When you write, is the band writing as a collaborative effort, or is there one main song writer in the band? Where do you all draw your influences from?
It’s a collaborative effort. Writing usually begins with someone sharing a guitar riff or drum groove, and then bouncing these ideas off each other and it eventually snowballs into a song. We are inspired by bands that are bold and do whatever the hell they want. Bands like The Dillinger Escape Plan, Thrice, And So I Watch You From Afar, and even Queen. Bands and artists that don’t conform to a certain trend and aren’t afraid to be honest are what inspires us.
Other than the lineup changes and the period you went through from parting ways with KC and Jude, and then bringing Rachel and Trent into the band, what other challenges have you faced as a band that you feel has made you stronger and got you to the point you’re at today?

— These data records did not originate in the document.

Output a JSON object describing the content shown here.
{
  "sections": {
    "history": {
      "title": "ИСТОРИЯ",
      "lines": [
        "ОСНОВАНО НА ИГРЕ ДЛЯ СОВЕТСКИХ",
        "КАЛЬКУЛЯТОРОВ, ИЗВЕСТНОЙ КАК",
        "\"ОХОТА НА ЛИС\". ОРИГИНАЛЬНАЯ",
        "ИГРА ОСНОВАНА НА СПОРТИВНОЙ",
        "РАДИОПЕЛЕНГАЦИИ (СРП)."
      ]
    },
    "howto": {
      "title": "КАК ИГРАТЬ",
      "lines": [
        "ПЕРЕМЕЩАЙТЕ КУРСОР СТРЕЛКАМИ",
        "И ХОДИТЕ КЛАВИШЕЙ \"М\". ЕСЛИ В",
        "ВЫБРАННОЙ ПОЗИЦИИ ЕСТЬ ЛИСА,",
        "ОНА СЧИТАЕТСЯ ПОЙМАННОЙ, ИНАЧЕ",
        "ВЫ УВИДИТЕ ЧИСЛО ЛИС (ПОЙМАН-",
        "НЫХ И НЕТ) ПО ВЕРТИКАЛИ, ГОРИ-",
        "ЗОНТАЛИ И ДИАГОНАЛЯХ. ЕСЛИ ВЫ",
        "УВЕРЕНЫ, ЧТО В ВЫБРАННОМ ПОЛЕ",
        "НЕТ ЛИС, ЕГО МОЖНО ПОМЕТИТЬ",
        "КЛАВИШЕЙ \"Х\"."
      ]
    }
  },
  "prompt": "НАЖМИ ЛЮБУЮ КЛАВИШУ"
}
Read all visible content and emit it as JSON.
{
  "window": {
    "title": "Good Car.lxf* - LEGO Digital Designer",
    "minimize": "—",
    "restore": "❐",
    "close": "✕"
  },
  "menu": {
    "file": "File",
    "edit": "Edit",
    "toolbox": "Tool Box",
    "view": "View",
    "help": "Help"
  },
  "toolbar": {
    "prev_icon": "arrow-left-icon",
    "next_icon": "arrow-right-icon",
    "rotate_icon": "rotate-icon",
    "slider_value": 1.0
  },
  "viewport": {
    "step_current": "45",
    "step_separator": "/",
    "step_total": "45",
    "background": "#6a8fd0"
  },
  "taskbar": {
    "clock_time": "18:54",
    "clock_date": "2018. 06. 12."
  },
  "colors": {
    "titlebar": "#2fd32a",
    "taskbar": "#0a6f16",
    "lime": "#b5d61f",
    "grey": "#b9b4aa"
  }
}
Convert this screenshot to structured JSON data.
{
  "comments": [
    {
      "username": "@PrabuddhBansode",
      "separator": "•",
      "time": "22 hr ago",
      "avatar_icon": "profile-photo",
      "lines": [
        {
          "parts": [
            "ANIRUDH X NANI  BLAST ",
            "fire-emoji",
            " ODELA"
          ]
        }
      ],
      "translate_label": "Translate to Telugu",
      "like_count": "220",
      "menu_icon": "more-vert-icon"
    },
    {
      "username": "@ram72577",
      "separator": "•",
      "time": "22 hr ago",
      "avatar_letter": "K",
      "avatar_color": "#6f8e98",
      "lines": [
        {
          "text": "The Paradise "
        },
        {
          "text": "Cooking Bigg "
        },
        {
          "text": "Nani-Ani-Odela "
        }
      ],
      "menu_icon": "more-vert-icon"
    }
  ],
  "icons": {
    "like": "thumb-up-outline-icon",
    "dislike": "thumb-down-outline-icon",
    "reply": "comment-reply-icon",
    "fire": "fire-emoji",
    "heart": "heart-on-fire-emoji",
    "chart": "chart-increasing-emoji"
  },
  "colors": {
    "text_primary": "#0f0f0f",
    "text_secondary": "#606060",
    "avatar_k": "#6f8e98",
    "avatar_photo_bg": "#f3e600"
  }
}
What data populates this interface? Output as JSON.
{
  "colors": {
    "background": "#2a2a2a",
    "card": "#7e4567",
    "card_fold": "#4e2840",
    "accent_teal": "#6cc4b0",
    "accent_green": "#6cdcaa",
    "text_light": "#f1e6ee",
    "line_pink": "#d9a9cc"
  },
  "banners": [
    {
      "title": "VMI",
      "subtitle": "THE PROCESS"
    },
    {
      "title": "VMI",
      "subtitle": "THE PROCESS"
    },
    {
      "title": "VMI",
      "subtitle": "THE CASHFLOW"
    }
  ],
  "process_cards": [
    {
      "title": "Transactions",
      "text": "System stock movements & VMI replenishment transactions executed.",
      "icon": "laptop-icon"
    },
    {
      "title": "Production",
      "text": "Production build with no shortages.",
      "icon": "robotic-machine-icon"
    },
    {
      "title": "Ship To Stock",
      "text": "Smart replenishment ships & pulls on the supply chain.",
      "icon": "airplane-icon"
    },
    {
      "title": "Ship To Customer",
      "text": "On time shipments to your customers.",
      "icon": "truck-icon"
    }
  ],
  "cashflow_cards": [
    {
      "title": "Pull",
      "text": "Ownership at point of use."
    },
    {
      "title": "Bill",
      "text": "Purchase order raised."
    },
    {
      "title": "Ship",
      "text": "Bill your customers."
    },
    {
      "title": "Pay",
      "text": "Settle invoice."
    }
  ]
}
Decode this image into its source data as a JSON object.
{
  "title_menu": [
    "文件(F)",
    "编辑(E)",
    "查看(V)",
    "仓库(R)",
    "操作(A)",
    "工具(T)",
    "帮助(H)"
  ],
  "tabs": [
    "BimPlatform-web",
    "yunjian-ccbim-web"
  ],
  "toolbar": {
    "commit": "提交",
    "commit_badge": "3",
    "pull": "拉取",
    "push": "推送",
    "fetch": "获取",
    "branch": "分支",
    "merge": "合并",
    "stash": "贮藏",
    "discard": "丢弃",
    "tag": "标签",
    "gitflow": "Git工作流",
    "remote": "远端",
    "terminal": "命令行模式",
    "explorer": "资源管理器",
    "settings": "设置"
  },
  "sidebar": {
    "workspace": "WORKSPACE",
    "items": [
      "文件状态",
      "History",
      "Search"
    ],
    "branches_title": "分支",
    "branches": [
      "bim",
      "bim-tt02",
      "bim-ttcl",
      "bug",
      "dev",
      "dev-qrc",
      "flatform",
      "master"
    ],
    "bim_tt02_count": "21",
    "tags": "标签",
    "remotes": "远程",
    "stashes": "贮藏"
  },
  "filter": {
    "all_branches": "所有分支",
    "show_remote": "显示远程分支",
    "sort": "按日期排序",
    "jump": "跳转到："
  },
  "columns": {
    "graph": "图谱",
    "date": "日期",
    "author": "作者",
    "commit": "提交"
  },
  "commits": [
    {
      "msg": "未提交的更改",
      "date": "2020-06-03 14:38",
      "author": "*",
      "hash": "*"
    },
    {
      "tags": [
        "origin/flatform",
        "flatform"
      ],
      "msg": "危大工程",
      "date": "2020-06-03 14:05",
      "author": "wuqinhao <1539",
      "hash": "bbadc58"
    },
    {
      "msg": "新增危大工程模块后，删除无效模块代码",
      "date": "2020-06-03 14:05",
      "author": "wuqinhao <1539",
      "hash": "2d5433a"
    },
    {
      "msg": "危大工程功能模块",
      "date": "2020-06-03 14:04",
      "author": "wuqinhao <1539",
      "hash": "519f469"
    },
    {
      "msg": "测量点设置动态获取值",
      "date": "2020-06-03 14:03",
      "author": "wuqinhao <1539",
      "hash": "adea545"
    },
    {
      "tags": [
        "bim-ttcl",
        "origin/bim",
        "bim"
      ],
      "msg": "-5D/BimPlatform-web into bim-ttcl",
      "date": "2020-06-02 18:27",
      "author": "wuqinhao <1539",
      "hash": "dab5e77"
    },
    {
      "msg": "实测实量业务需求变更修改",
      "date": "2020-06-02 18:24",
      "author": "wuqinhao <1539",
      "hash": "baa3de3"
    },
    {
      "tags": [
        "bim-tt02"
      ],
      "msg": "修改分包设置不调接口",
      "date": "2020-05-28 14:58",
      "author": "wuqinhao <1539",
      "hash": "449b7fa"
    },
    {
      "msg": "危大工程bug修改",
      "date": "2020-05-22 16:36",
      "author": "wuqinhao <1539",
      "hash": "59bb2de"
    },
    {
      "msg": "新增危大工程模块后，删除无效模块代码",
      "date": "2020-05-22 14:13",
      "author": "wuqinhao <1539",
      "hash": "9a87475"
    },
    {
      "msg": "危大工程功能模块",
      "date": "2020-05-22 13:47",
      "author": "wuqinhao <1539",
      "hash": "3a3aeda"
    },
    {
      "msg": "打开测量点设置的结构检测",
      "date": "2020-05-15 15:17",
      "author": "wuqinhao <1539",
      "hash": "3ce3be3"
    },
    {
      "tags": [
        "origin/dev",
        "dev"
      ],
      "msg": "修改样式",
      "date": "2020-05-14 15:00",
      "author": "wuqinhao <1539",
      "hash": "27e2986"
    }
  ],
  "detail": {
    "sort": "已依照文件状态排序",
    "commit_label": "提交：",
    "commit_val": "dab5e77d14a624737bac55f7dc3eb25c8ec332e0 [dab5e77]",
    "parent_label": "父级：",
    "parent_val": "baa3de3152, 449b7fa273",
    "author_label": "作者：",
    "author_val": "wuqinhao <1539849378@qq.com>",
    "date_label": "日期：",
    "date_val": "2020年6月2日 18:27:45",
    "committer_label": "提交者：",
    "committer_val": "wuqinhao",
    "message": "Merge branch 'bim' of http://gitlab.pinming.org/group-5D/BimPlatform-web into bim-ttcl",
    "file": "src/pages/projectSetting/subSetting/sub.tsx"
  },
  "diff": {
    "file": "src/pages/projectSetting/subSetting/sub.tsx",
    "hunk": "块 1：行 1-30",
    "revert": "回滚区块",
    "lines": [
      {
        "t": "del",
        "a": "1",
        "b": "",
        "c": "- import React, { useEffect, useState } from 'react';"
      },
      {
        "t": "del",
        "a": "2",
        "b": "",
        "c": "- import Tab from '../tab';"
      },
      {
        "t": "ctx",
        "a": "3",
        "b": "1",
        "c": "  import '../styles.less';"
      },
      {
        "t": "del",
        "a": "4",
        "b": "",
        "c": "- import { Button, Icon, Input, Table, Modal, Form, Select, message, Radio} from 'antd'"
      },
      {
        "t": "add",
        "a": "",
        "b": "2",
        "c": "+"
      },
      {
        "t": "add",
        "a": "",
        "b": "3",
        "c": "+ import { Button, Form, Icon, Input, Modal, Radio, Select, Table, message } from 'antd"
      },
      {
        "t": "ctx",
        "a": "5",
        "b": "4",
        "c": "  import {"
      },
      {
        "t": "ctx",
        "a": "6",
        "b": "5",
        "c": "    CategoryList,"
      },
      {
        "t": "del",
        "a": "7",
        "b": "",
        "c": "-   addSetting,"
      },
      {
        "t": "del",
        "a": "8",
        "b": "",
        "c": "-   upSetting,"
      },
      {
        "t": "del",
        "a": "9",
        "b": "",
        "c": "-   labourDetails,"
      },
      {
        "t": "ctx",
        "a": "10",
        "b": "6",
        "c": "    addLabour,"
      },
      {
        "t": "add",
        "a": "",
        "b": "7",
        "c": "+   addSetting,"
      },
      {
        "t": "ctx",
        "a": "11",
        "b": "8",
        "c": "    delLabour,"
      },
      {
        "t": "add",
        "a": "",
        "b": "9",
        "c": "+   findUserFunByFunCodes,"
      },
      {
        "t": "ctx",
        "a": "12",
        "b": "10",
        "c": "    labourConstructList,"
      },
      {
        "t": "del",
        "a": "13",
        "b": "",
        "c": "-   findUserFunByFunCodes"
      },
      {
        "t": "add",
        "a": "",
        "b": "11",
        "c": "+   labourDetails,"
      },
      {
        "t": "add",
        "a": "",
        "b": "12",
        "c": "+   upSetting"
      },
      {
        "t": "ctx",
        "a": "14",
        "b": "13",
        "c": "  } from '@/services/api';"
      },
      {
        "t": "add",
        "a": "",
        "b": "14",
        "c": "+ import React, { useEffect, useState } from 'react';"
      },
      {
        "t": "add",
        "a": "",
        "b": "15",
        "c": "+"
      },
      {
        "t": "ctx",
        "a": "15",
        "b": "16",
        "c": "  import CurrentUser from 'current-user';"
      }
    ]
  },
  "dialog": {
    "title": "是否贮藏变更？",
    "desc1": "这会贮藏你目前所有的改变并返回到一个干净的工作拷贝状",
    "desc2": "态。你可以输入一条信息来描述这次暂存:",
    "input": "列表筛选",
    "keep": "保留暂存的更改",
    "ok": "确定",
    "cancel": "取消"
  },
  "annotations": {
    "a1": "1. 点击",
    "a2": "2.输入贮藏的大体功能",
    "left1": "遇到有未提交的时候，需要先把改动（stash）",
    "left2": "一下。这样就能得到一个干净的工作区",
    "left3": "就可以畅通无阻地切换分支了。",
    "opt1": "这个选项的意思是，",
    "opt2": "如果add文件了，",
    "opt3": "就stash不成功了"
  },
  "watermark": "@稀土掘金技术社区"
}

We think the challenge of not straying from the core intention of the band has sort of driven us to continue to do what we do—to continue to write songs that might evoke the listener and write parts that challenge us to play better.
Now, you’ve done some touring around the USA and a lot of Asia, but you’re only finally making it to Australia for the first time at the end of this month. Why the wait to come down here?
We’ve never really had the opportunity to play in Australia, although we’ve explored the possibility of a tour before but things just didn’t work out. Trent—who’s originally from Adelaide—has been a big help in introducing us to a slice of the scene over there. The rock music coming out from Australia is just incredible, and we’d be chuffed to be able to do a domestic tour with any outstanding Aussie heavy rock act.
What can people expect from a Caracal show?
It’s the first time we’re bringing our brand of frenetic Singapore noise to Australia, so we hope everyone gets sweaty and emotional at our shows.
Catch Caracal at the following dates:
MELBOURNE // Friday 30 August // The Workers Club
SYDNEY // Sunday 1 September // King Street Crawl at The Marly Newtown
BRISBANE // Wednesday 4 September // Ric’s Big Backyard